- [Assignment] Without copying any picture, return all lines below exactly.

- [Record extracts]

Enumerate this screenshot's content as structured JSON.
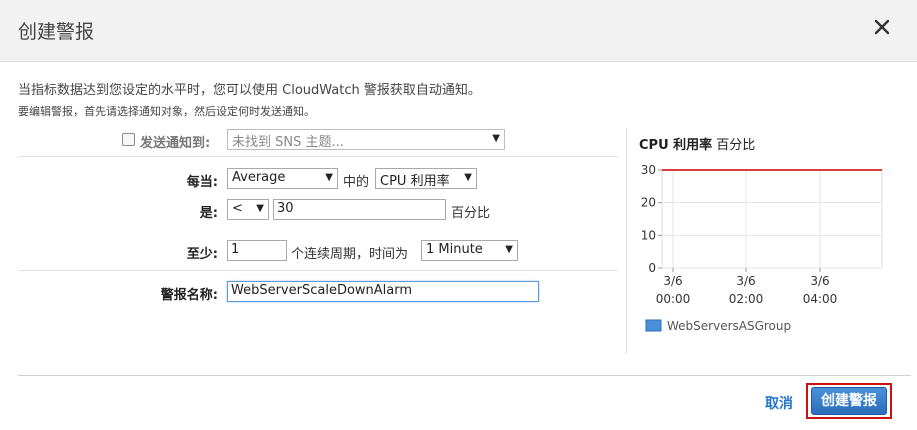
{
  "dialog": {
    "title": "创建警报",
    "intro": "当指标数据达到您设定的水平时，您可以使用 CloudWatch 警报获取自动通知。",
    "subintro": "要编辑警报，首先请选择通知对象，然后设定何时发送通知。"
  },
  "form": {
    "notify_label": "发送通知到:",
    "notify_select": "未找到 SNS 主题...",
    "notify_checked": false,
    "whenever_label": "每当:",
    "statistic_select": "Average",
    "of_text": "中的",
    "metric_select": "CPU 利用率",
    "is_label": "是:",
    "operator_select": "<",
    "threshold_value": "30",
    "unit_text": "百分比",
    "for_label": "至少:",
    "periods_value": "1",
    "periods_text": "个连续周期，时间为",
    "period_select": "1 Minute",
    "name_label": "警报名称:",
    "name_value": "WebServerScaleDownAlarm"
  },
  "chart_data": {
    "type": "line",
    "title": "CPU 利用率",
    "unit": "百分比",
    "ylim": [
      0,
      30
    ],
    "yticks": [
      "30",
      "20",
      "10",
      "0"
    ],
    "x_ticks": [
      {
        "date": "3/6",
        "time": "00:00"
      },
      {
        "date": "3/6",
        "time": "02:00"
      },
      {
        "date": "3/6",
        "time": "04:00"
      }
    ],
    "threshold": 30,
    "threshold_color": "#cc0000",
    "series": [
      {
        "name": "WebServersASGroup",
        "color": "#4a90d9",
        "values": []
      }
    ],
    "grid": true,
    "legend": "bottom-left"
  },
  "footer": {
    "cancel_label": "取消",
    "create_label": "创建警报"
  },
  "icons": {
    "close": "close-icon",
    "dropdown": "dropdown-arrow-icon"
  },
  "colors": {
    "primary_button": "#2a6ebb",
    "highlight_outline": "#cc1111",
    "link": "#2277cc"
  }
}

- [Task solution]
Enumerate this screenshot's content as structured JSON.
{
  "dialog": {
    "title": "创建警报",
    "intro": "当指标数据达到您设定的水平时，您可以使用 CloudWatch 警报获取自动通知。",
    "subintro": "要编辑警报，首先请选择通知对象，然后设定何时发送通知。"
  },
  "form": {
    "notify_label": "发送通知到:",
    "notify_select": "未找到 SNS 主题...",
    "notify_checked": false,
    "whenever_label": "每当:",
    "statistic_select": "Average",
    "of_text": "中的",
    "metric_select": "CPU 利用率",
    "is_label": "是:",
    "operator_select": "<",
    "threshold_value": "30",
    "unit_text": "百分比",
    "for_label": "至少:",
    "periods_value": "1",
    "periods_text": "个连续周期，时间为",
    "period_select": "1 Minute",
    "name_label": "警报名称:",
    "name_value": "WebServerScaleDownAlarm"
  },
  "chart_data": {
    "type": "line",
    "title": "CPU 利用率",
    "unit": "百分比",
    "ylim": [
      0,
      30
    ],
    "yticks": [
      "30",
      "20",
      "10",
      "0"
    ],
    "x_ticks": [
      {
        "date": "3/6",
        "time": "00:00"
      },
      {
        "date": "3/6",
        "time": "02:00"
      },
      {
        "date": "3/6",
        "time": "04:00"
      }
    ],
    "threshold": 30,
    "threshold_color": "#cc0000",
    "series": [
      {
        "name": "WebServersASGroup",
        "color": "#4a90d9",
        "values": []
      }
    ],
    "grid": true,
    "legend": "bottom-left"
  },
  "footer": {
    "cancel_label": "取消",
    "create_label": "创建警报"
  },
  "icons": {
    "close": "close-icon",
    "dropdown": "dropdown-arrow-icon"
  },
  "colors": {
    "primary_button": "#2a6ebb",
    "highlight_outline": "#cc1111",
    "link": "#2277cc"
  }
}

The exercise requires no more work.